PROMPT ▸ Find every line with the string "Mentenanta" in the material below and copy it.
----------
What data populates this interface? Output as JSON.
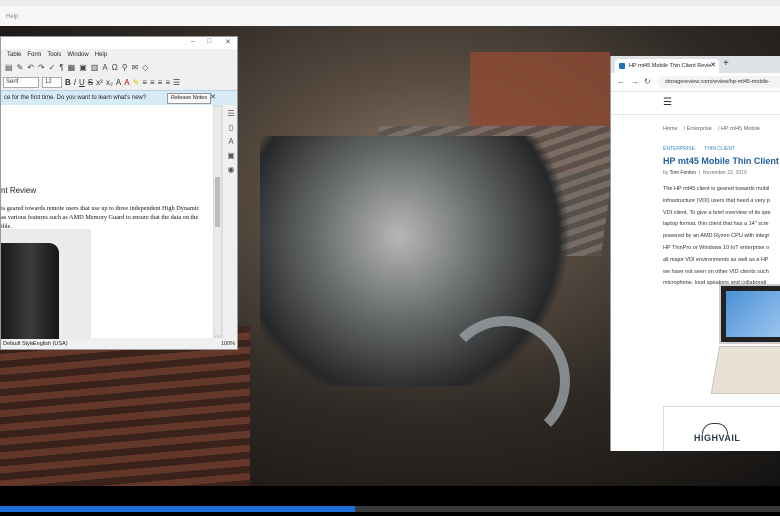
{
  "topbar": {
    "help": "Help"
  },
  "writer": {
    "menu": [
      "Table",
      "Form",
      "Tools",
      "Window",
      "Help"
    ],
    "font_name": "Serif",
    "font_size": "12",
    "style_name": "Default Style",
    "infobar_message": "ce for the first time. Do you want to learn what's new?",
    "infobar_button": "Release Notes",
    "heading": "nt Review",
    "paragraph_lines": [
      "is geared towards remote users that use up to three independent High Dynamic",
      "as various features such as AMD Memory Guard to ensure that the data on the",
      "ible."
    ],
    "status_style": "Default Style",
    "status_lang": "English (USA)",
    "status_zoom": "100%"
  },
  "browser": {
    "tab_title": "HP mt45 Mobile Thin Client Revie",
    "url": "storagereview.com/review/hp-mt45-mobile-",
    "breadcrumb": [
      "Home",
      "Enterprise",
      "HP mt45 Mobile"
    ],
    "categories": [
      "ENTERPRISE",
      "THIN CLIENT"
    ],
    "title": "HP mt45 Mobile Thin Client R",
    "author": "Tom Fenton",
    "author_prefix": "by",
    "date": "November 22, 2019",
    "body_lines": [
      "The HP mt45 client is geared towards mobil",
      "infrastructure (VDI) users that need a very p",
      "VDI client. To give a brief overview of its spe",
      "laptop format, thin client that has a 14\" scre",
      "powered by an AMD Ryzen CPU with integr",
      "HP ThinPro or Windows 10 IoT enterprise o",
      "all major VDI environments as well as a HP",
      "we have not seen on other VID clients such",
      "microphone, loud speakers and collaborati"
    ],
    "ad_logo": "HIGHVAIL"
  },
  "video": {
    "progress": 0.455
  }
}
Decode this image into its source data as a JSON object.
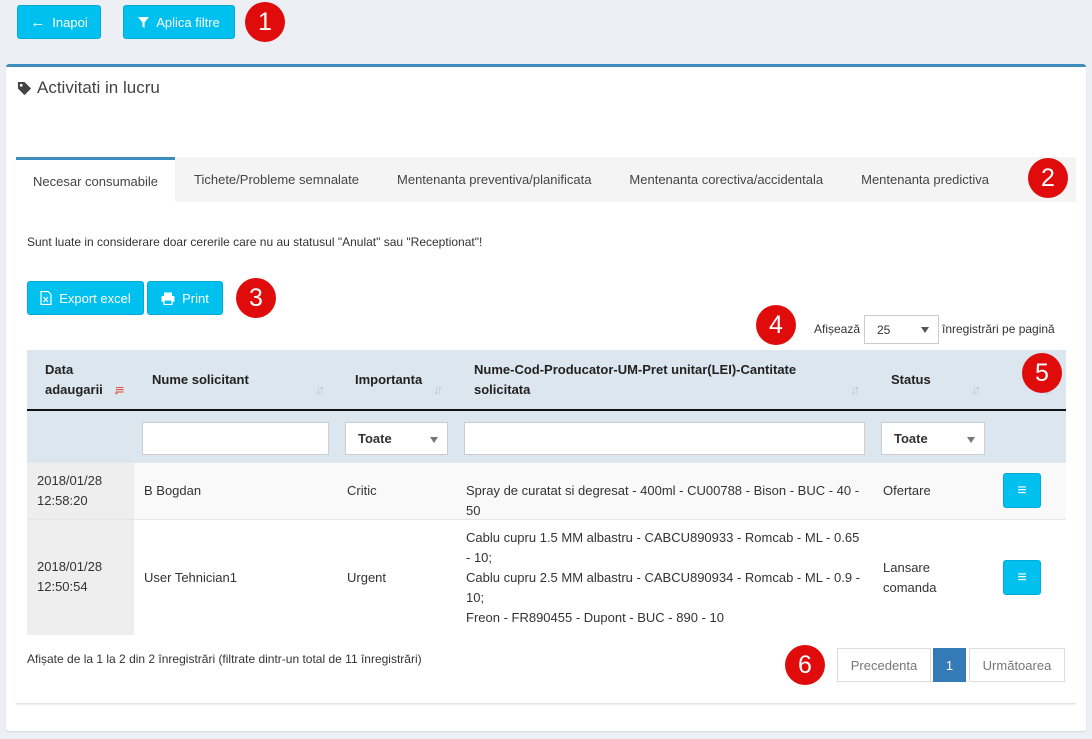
{
  "toolbar": {
    "back_label": "Inapoi",
    "filter_label": "Aplica filtre"
  },
  "markers": [
    "1",
    "2",
    "3",
    "4",
    "5",
    "6"
  ],
  "box": {
    "title": "Activitati in lucru"
  },
  "tabs": [
    {
      "label": "Necesar consumabile",
      "active": true
    },
    {
      "label": "Tichete/Probleme semnalate"
    },
    {
      "label": "Mentenanta preventiva/planificata"
    },
    {
      "label": "Mentenanta corectiva/accidentala"
    },
    {
      "label": "Mentenanta predictiva"
    }
  ],
  "note": "Sunt luate in considerare doar cererile care nu au statusul \"Anulat\" sau \"Receptionat\"!",
  "actions": {
    "export_label": "Export excel",
    "print_label": "Print"
  },
  "page_length": {
    "prefix": "Afișează",
    "value": "25",
    "suffix": "înregistrări pe pagină"
  },
  "table": {
    "headers": [
      "Data adaugarii",
      "Nume solicitant",
      "Importanta",
      "Nume-Cod-Producator-UM-Pret unitar(LEI)-Cantitate solicitata",
      "Status"
    ],
    "filters": {
      "importanta": "Toate",
      "status": "Toate"
    },
    "rows": [
      {
        "date": "2018/01/28",
        "time": "12:58:20",
        "name": "B Bogdan",
        "importance": "Critic",
        "items": [
          "Spray de curatat si degresat - 400ml - CU00788 - Bison - BUC - 40 - 50"
        ],
        "status": "Ofertare"
      },
      {
        "date": "2018/01/28",
        "time": "12:50:54",
        "name": "User Tehnician1",
        "importance": "Urgent",
        "items": [
          "Cablu cupru 1.5 MM albastru - CABCU890933 - Romcab - ML - 0.65 - 10;",
          "Cablu cupru 2.5 MM albastru - CABCU890934 - Romcab - ML - 0.9 - 10;",
          "Freon - FR890455 - Dupont - BUC - 890 - 10"
        ],
        "status": "Lansare comanda"
      }
    ]
  },
  "info": "Afișate de la 1 la 2 din 2 înregistrări (filtrate dintr-un total de 11 înregistrări)",
  "pagination": {
    "prev": "Precedenta",
    "current": "1",
    "next": "Următoarea"
  },
  "colors": {
    "accent": "#00c0ef",
    "primary": "#3c8dbc",
    "marker": "#e00b0b",
    "page_active": "#337ab7"
  }
}
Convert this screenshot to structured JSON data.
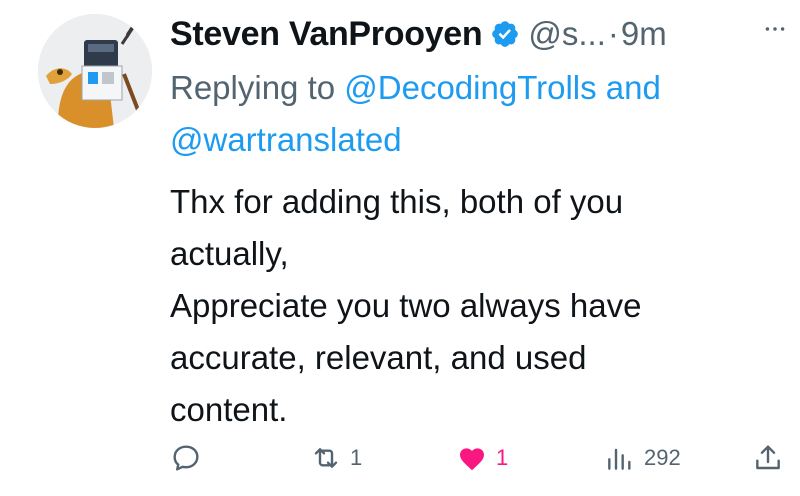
{
  "author": {
    "name": "Steven VanProoyen",
    "handle": "@s...",
    "separator": "·",
    "time": "9m"
  },
  "reply": {
    "prefix": "Replying to ",
    "mention1": "@DecodingTrolls",
    "conjunction": " and",
    "mention2": "@wartranslated"
  },
  "tweet": {
    "lines": [
      "Thx for adding this, both of you",
      "actually,",
      "Appreciate you two always have",
      "accurate, relevant, and used",
      "content."
    ]
  },
  "actions": {
    "reply_icon": "reply-icon",
    "retweet_count": "1",
    "like_count": "1",
    "views_count": "292"
  },
  "colors": {
    "text": "#0f1419",
    "muted": "#536471",
    "link": "#1d9bf0",
    "like": "#f91880",
    "verified": "#1d9bf0"
  }
}
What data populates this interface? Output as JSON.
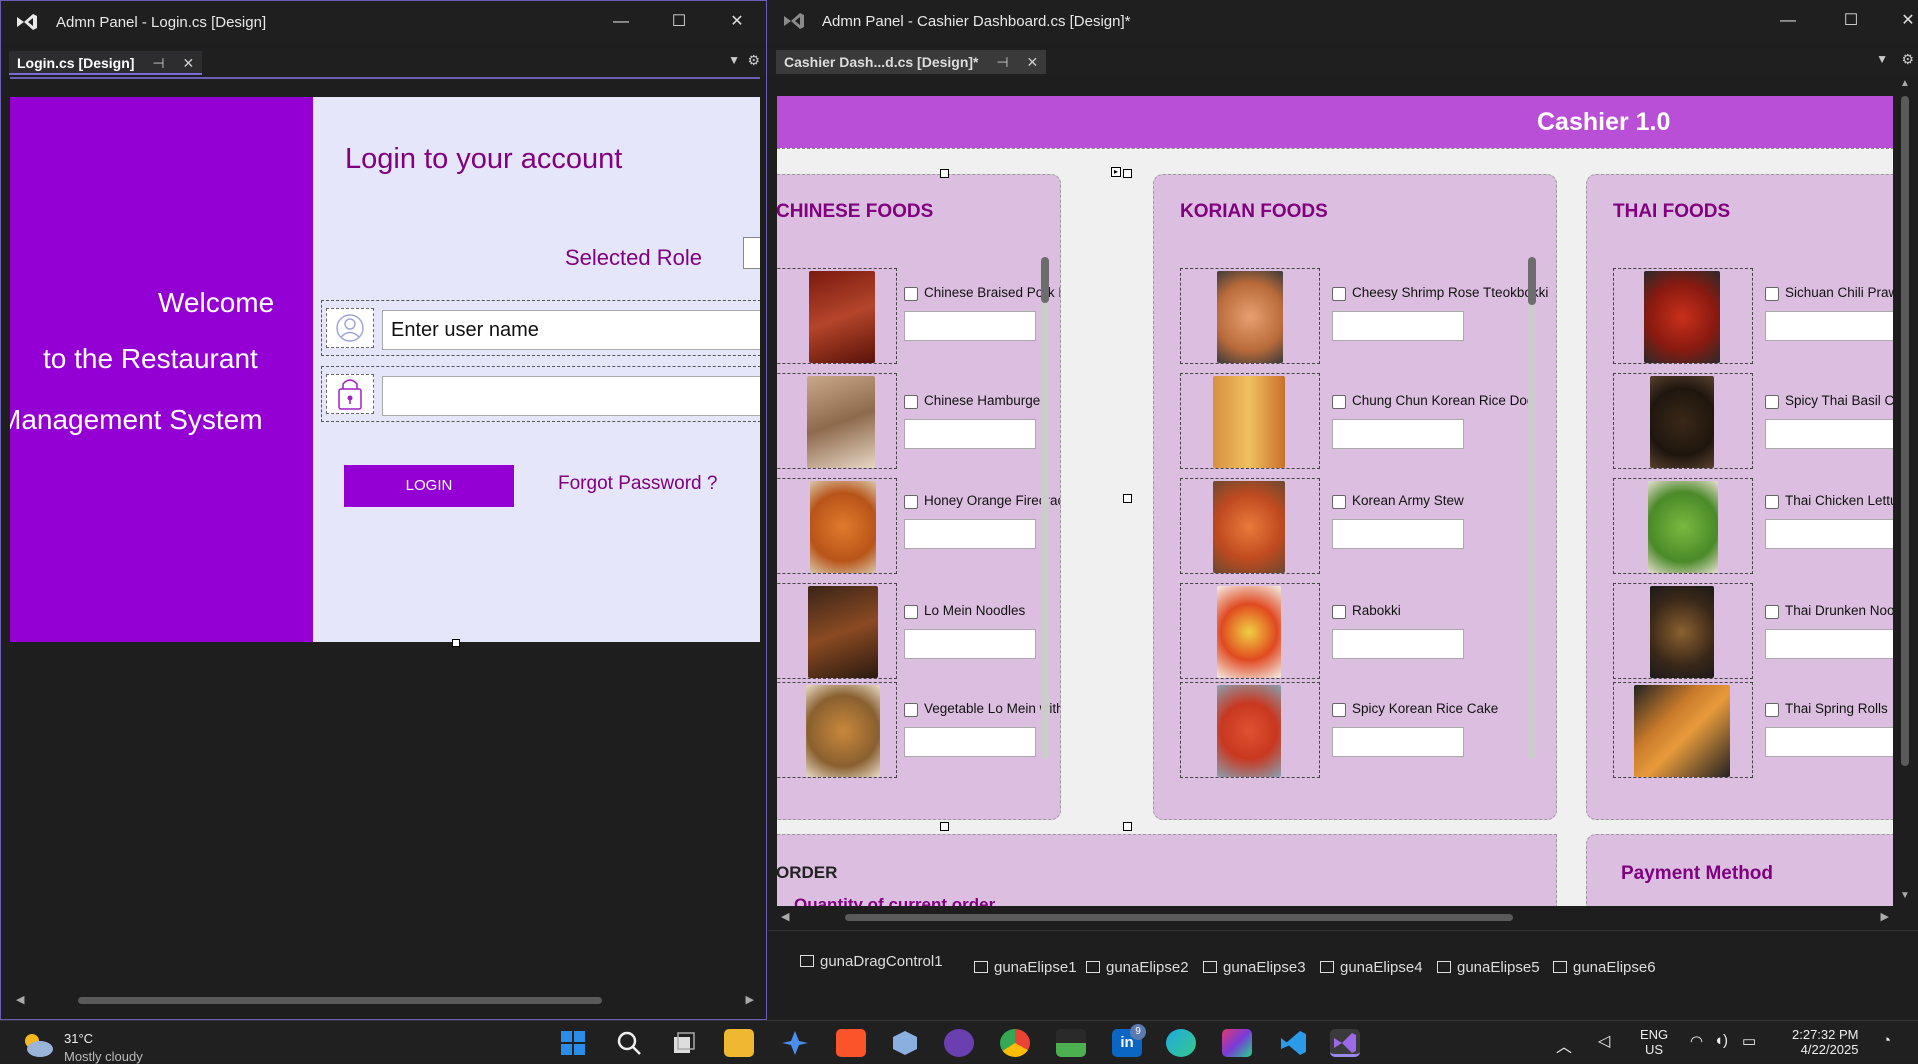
{
  "window_left": {
    "title": "Admn Panel - Login.cs [Design]",
    "tab_label": "Login.cs [Design]",
    "form": {
      "heading": "Login to your account",
      "role_label": "Selected Role",
      "welcome_lines": [
        "Welcome",
        "to the Restaurant",
        "Management System"
      ],
      "username_value": "Enter user name",
      "password_value": "",
      "login_button": "LOGIN",
      "forgot_link": "Forgot Password ?"
    }
  },
  "window_right": {
    "title": "Admn Panel - Cashier Dashboard.cs [Design]*",
    "tab_label": "Cashier Dash...d.cs [Design]*",
    "header_title": "Cashier 1.0",
    "panels": [
      {
        "title": "CHINESE FOODS",
        "items": [
          "Chinese Braised Pork Belly",
          "Chinese Hamburger",
          "Honey Orange Firecracker",
          "Lo Mein Noodles",
          "Vegetable Lo Mein with Tofu"
        ]
      },
      {
        "title": "KORIAN FOODS",
        "items": [
          "Cheesy Shrimp Rose Tteokbokki",
          "Chung Chun Korean Rice Dog",
          "Korean Army Stew",
          "Rabokki",
          "Spicy Korean Rice Cake"
        ]
      },
      {
        "title": "THAI FOODS",
        "items": [
          "Sichuan Chili Praw",
          "Spicy Thai Basil Ch",
          "Thai Chicken Lettu",
          "Thai Drunken Noo",
          "Thai Spring Rolls"
        ]
      }
    ],
    "order_title": "ORDER",
    "order_subtitle": "Quantity of current order",
    "payment_title": "Payment Method",
    "components": [
      "gunaDragControl1",
      "gunaElipse1",
      "gunaElipse2",
      "gunaElipse3",
      "gunaElipse4",
      "gunaElipse5",
      "gunaElipse6"
    ]
  },
  "taskbar": {
    "weather_temp": "31°C",
    "weather_desc": "Mostly cloudy",
    "lang_line1": "ENG",
    "lang_line2": "US",
    "time": "2:27:32 PM",
    "date": "4/22/2025",
    "linkedin_badge": "9",
    "icons": [
      "windows-start-icon",
      "search-icon",
      "task-view-icon",
      "file-explorer-icon",
      "copilot-icon",
      "brave-icon",
      "box-app-icon",
      "github-desktop-icon",
      "chrome-icon",
      "terminal-app-icon",
      "linkedin-icon",
      "edge-icon",
      "jetbrains-icon",
      "vscode-icon",
      "visual-studio-icon"
    ]
  },
  "colors": {
    "sidebar_purple": "#9400d3",
    "header_purple": "#b84fd6",
    "panel_lilac": "#dcbfe0",
    "form_lavender": "#e6e6fa",
    "text_purple": "#800080"
  }
}
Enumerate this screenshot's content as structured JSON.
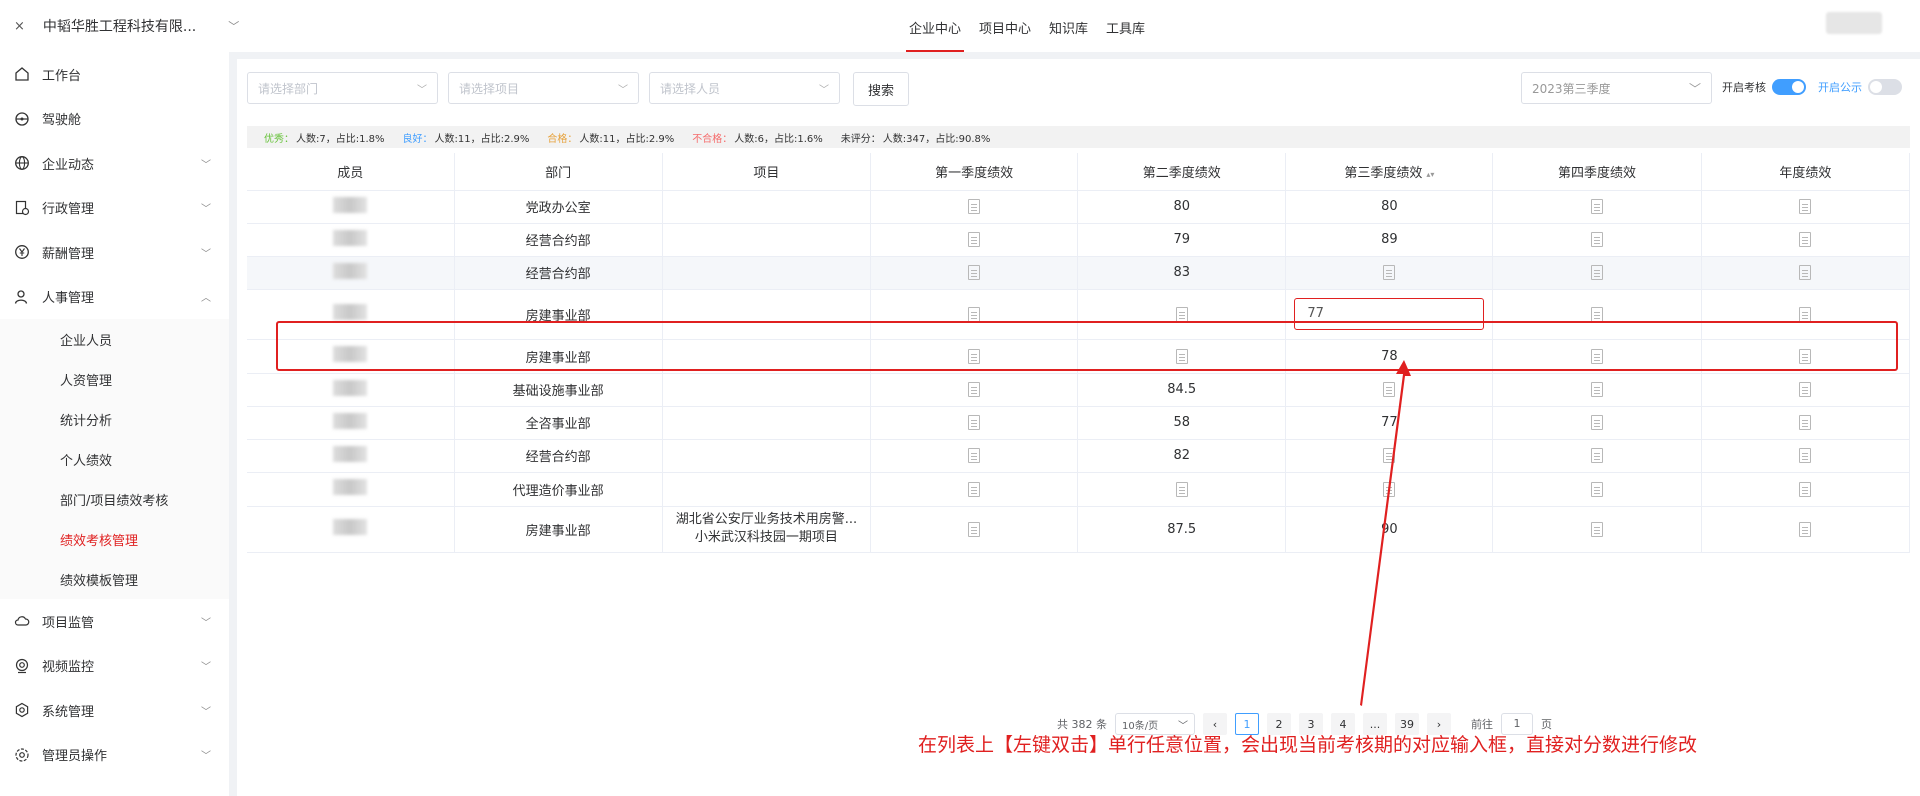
{
  "topbar": {
    "close_symbol": "×",
    "company_name": "中韬华胜工程科技有限...",
    "nav_tabs": [
      "企业中心",
      "项目中心",
      "知识库",
      "工具库"
    ],
    "active_tab": "企业中心"
  },
  "sidebar": {
    "items": [
      {
        "label": "工作台",
        "icon": "home-icon"
      },
      {
        "label": "驾驶舱",
        "icon": "steering-wheel-icon"
      },
      {
        "label": "企业动态",
        "icon": "globe-icon"
      },
      {
        "label": "行政管理",
        "icon": "admin-doc-icon"
      },
      {
        "label": "薪酬管理",
        "icon": "yen-icon"
      },
      {
        "label": "人事管理",
        "icon": "user-icon"
      }
    ],
    "subitems": [
      "企业人员",
      "人资管理",
      "统计分析",
      "个人绩效",
      "部门/项目绩效考核",
      "绩效考核管理",
      "绩效模板管理"
    ],
    "active_subitem": "绩效考核管理",
    "bottom_items": [
      {
        "label": "项目监管",
        "icon": "cloud-icon"
      },
      {
        "label": "视频监控",
        "icon": "camera-icon"
      },
      {
        "label": "系统管理",
        "icon": "gear-icon"
      },
      {
        "label": "管理员操作",
        "icon": "settings-icon"
      }
    ]
  },
  "filters": {
    "department_placeholder": "请选择部门",
    "project_placeholder": "请选择项目",
    "person_placeholder": "请选择人员",
    "search_label": "搜索",
    "quarter_value": "2023第三季度",
    "toggle_assess_label": "开启考核",
    "toggle_public_label": "开启公示",
    "toggle_assess_on": true,
    "toggle_public_on": false
  },
  "stats": [
    {
      "label": "优秀：",
      "text": "人数:7，占比:1.8%",
      "color": "#67c23a"
    },
    {
      "label": "良好：",
      "text": "人数:11，占比:2.9%",
      "color": "#409eff"
    },
    {
      "label": "合格：",
      "text": "人数:11，占比:2.9%",
      "color": "#e6a23c"
    },
    {
      "label": "不合格：",
      "text": "人数:6，占比:1.6%",
      "color": "#f56c6c"
    },
    {
      "label": "未评分：",
      "text": "人数:347，占比:90.8%",
      "color": "#303133"
    }
  ],
  "table": {
    "headers": [
      "成员",
      "部门",
      "项目",
      "第一季度绩效",
      "第二季度绩效",
      "第三季度绩效",
      "第四季度绩效",
      "年度绩效"
    ],
    "rows": [
      {
        "dept": "党政办公室",
        "project": "",
        "q2": "80",
        "q3": "80"
      },
      {
        "dept": "经营合约部",
        "project": "",
        "q2": "79",
        "q3": "89"
      },
      {
        "dept": "经营合约部",
        "project": "",
        "q2": "83",
        "q3": ""
      },
      {
        "dept": "房建事业部",
        "project": "",
        "q2": "",
        "q3": "77"
      },
      {
        "dept": "房建事业部",
        "project": "",
        "q2": "",
        "q3": "78"
      },
      {
        "dept": "基础设施事业部",
        "project": "",
        "q2": "84.5",
        "q3": ""
      },
      {
        "dept": "全咨事业部",
        "project": "",
        "q2": "58",
        "q3": "77"
      },
      {
        "dept": "经营合约部",
        "project": "",
        "q2": "82",
        "q3": ""
      },
      {
        "dept": "代理造价事业部",
        "project": "",
        "q2": "",
        "q3": ""
      },
      {
        "dept": "房建事业部",
        "project": "湖北省公安厅业务技术用房警...\n小米武汉科技园一期项目",
        "q2": "87.5",
        "q3": "90"
      }
    ]
  },
  "pagination": {
    "total": "共 382 条",
    "page_size": "10条/页",
    "pages": [
      "1",
      "2",
      "3",
      "4",
      "...",
      "39"
    ],
    "current": "1",
    "goto_prefix": "前往",
    "goto_value": "1",
    "goto_suffix": "页"
  },
  "annotation": {
    "text": "在列表上【左键双击】单行任意位置，会出现当前考核期的对应输入框，直接对分数进行修改",
    "color": "#e02020"
  }
}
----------
TASK RESPONSE ▸
      "label": "Mentenanta preventiva/planificata"
      "label": "Mentenanta corectiva/accidentala"
      "label": "Mentenanta predictiva"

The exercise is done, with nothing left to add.